Visit Us On FacebookVisit Us On TwitterVisit Us On InstagramVisit Us On YoutubeCheck Our Feed

The Spinal Cord: A Conduit and Processor of Information

The Spinal Cord: A Conduit and Processor of Information

The spinal cord acts as a conduit of information between the brain and the body periphery. Information from the brain is encoded in the form of electrical impulses that are propagated along the cellular processes (axons) of nerve cells (neurons). The signals are then transmitted to lower neurons that are located in the spinal cord. These send processes to the rest of the body. This flow of electrical signals moves in both directions.

However, the spinal cord does not only act as a cable that transports information, it also computes and integrates inputs of neurons in the brain and the periphery, e.g. to coordinate walking.

The Three Main Cell Types of the Spinal Cord

The cellular components of the spinal cord are the same as for the rest of the brain. They consist of neurons and support cells often referred to as glial cells. Glia cells comprise astrocytes that provide a scaffold for the brain and seal blood vessels, microglia, a type of immune cell in the central nervous system, and myelin sheath producing oligodendrocytes. Myelin sheaths are insulating layers that surround axons and enable fast signal conduction. They also protect axons and provide nutrients.

Segmental Organisation of the Spinal Cord

The spinal cord is organised in segments. Each segment receives input from the brain and from a specific area of the body. Furthermore, each segment controls a specific muscle group.

What Happens When the Spinal Cord is Damaged?

It is thought that cord compression in CSM results in three types of injury. First, the pressure reduces the blood flow in the spinal cord, chronically starving cells of oxygen and nutrients. Second, inflammation, which probably occurs as a result of cell death, which contributes to further damage. Third, mechanical stretch may affect the ascending and descending processes of neurons.

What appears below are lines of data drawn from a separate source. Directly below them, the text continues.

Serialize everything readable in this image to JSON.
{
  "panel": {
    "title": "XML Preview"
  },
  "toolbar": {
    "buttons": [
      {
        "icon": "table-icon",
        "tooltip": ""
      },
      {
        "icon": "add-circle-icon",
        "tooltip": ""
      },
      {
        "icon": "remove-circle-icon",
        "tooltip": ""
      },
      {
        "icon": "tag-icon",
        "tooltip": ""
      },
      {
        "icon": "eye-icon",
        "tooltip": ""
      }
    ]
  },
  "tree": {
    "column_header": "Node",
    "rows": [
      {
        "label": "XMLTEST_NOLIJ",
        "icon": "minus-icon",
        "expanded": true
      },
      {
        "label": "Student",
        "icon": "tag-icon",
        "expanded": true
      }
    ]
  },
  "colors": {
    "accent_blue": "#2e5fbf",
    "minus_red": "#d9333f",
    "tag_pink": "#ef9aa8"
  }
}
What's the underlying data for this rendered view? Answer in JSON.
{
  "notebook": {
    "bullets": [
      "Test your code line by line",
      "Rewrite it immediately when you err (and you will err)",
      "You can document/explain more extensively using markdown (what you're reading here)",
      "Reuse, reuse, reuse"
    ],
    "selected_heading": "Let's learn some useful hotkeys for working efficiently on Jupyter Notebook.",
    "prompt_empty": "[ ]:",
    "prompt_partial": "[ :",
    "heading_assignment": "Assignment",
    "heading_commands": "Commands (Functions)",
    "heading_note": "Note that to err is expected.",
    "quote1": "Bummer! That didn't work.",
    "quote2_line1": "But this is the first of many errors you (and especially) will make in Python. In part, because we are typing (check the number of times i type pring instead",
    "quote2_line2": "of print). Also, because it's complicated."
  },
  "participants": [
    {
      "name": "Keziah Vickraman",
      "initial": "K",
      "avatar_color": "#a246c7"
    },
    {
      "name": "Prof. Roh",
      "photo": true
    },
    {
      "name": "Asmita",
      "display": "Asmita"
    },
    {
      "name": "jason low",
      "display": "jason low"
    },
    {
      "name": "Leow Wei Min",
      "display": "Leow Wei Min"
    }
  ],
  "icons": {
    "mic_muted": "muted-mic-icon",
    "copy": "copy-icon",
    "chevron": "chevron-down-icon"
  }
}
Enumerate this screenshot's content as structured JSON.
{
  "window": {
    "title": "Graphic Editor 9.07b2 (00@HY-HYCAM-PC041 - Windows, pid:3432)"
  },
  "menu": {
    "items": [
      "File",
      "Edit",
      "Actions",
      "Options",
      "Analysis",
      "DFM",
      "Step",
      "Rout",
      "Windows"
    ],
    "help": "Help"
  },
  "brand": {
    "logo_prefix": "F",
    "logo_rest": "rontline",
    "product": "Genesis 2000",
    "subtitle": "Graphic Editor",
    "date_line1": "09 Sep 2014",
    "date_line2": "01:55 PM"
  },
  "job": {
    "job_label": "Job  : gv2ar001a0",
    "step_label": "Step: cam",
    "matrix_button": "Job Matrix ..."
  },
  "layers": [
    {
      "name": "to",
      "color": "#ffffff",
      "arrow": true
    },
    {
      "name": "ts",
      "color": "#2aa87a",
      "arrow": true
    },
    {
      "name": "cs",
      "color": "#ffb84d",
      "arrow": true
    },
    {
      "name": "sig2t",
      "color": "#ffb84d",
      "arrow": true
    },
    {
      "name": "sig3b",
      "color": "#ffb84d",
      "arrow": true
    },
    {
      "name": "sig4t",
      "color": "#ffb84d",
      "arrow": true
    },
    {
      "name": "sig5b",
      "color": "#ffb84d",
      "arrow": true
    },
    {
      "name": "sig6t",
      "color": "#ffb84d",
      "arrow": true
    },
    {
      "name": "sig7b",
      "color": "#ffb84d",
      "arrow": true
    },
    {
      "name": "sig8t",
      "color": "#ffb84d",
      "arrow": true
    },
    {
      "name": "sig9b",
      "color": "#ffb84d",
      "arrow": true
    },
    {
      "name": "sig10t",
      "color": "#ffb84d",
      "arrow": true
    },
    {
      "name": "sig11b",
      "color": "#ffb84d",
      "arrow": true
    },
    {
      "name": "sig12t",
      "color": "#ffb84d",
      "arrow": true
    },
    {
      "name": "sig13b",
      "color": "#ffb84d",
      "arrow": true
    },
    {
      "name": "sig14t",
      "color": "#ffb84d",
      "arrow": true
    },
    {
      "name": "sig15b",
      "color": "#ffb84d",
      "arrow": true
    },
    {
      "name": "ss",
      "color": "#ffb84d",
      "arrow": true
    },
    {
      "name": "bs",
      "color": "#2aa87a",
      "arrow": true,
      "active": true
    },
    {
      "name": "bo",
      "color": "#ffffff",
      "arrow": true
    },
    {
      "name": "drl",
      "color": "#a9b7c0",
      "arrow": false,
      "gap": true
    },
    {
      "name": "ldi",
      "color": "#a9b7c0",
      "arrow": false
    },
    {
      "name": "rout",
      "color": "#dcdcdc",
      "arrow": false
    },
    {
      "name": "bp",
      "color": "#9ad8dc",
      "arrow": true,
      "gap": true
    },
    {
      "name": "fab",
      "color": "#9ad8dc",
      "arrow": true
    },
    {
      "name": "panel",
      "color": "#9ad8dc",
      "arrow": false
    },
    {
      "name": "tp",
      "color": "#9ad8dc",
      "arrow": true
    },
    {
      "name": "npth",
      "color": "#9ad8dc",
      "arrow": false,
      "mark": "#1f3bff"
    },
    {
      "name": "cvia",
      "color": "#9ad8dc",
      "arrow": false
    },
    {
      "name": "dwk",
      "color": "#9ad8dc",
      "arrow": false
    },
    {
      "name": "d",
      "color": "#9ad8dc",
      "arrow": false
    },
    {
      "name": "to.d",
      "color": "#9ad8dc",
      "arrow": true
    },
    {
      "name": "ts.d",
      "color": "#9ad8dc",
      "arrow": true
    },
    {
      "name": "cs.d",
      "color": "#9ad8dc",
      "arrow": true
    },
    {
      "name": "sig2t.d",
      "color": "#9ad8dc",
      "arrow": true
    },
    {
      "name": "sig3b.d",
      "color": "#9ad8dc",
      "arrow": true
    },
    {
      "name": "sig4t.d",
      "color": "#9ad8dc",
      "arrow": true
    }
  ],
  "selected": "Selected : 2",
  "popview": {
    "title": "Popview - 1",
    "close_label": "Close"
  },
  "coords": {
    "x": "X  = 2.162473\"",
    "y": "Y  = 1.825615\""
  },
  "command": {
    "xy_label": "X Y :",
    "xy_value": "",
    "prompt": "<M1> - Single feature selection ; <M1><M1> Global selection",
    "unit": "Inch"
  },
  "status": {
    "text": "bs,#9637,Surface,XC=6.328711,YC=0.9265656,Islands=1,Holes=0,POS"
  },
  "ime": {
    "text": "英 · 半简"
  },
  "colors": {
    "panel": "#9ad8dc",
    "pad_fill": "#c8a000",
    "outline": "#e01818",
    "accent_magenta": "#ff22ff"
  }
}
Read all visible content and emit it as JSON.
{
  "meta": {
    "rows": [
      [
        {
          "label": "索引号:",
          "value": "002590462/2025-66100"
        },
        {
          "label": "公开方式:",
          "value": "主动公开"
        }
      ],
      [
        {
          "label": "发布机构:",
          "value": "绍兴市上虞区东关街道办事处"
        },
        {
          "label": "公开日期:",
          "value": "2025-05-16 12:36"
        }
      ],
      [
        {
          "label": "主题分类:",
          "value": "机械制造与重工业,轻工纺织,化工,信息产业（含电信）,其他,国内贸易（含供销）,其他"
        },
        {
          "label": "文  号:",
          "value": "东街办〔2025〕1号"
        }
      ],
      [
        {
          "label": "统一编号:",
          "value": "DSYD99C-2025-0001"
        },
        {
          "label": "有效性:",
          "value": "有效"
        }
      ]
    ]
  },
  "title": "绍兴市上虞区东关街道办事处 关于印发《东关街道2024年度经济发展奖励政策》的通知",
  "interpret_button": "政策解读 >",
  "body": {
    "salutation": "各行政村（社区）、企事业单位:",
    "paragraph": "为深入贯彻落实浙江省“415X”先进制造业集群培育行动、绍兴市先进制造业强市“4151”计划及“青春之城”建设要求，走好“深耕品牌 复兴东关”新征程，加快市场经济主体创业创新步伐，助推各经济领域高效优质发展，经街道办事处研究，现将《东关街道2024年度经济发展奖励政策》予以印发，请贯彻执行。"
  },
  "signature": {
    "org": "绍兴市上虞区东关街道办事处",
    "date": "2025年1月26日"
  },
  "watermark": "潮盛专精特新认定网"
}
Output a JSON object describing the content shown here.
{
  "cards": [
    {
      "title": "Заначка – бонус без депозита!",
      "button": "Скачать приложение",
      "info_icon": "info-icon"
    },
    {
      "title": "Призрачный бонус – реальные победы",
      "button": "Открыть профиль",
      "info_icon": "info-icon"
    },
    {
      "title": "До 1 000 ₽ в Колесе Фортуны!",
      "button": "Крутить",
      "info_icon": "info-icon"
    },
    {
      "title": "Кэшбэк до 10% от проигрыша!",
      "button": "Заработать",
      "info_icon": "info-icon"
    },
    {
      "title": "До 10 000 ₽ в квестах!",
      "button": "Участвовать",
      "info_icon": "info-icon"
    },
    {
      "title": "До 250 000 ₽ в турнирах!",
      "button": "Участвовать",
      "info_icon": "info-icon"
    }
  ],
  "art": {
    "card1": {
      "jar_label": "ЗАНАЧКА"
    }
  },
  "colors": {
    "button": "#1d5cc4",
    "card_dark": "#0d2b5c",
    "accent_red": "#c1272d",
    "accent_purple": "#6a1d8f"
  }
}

Depending on the severity, damaging the spinal cord will interrupt the flow of information and destroy the computational units.